Where a line holds the word "JSON", copy that line from the data below.

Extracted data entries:
..........
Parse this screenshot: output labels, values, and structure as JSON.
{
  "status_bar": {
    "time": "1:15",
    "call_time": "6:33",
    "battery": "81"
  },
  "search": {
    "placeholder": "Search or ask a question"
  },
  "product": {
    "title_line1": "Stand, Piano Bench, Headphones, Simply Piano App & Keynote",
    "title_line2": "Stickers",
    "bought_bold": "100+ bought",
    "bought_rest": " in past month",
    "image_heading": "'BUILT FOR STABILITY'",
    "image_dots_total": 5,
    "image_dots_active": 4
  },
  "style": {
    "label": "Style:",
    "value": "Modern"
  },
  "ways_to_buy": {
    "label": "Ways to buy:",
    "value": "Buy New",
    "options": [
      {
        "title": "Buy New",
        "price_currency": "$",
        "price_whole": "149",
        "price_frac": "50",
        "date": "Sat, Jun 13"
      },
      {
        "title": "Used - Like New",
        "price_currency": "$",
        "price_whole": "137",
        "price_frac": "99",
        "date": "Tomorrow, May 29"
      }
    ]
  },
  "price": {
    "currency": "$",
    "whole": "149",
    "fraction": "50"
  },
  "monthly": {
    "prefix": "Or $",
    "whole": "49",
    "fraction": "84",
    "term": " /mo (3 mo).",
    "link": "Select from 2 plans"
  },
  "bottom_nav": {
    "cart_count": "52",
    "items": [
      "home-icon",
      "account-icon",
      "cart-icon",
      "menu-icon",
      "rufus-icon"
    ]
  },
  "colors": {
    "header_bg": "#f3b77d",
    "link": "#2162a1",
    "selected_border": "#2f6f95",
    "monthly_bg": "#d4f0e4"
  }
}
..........
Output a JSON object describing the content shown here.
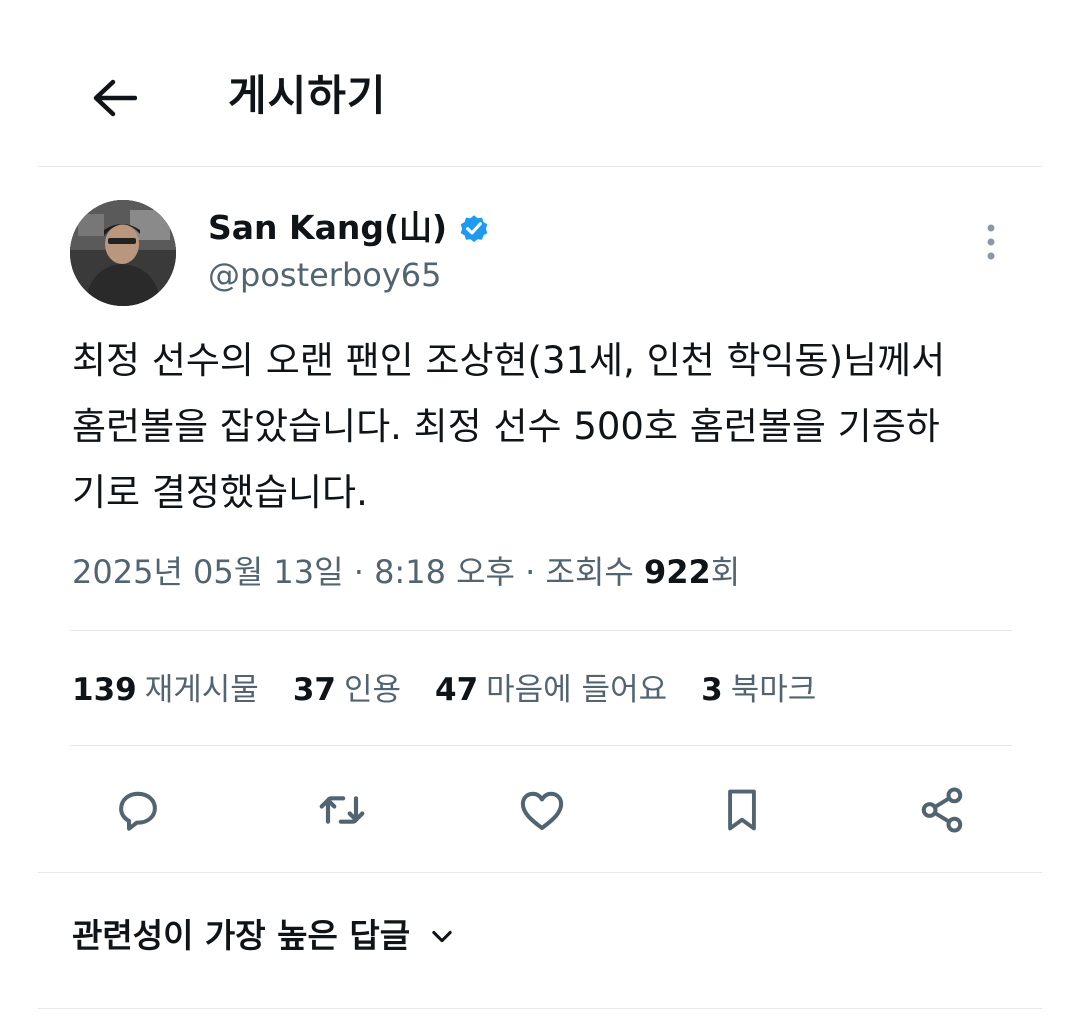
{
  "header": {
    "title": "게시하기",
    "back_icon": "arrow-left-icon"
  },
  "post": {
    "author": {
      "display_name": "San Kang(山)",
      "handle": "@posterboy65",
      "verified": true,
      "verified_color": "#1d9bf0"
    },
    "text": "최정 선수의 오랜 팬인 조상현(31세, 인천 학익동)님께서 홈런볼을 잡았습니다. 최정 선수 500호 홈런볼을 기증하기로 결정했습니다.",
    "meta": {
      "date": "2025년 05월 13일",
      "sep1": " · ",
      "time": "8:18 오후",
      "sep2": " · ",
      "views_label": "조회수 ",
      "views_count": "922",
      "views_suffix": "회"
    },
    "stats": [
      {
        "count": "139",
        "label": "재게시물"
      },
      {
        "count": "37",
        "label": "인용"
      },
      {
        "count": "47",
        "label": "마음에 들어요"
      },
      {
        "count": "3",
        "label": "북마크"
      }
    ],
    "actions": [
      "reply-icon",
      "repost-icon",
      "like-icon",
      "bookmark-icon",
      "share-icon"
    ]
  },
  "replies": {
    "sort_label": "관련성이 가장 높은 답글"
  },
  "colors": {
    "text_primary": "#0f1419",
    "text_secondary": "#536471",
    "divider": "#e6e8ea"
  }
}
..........
=== WRITTEN RESPONSE ===
Parse this screenshot: output labels, values, and structure as JSON.
Output a JSON object describing the content shown here.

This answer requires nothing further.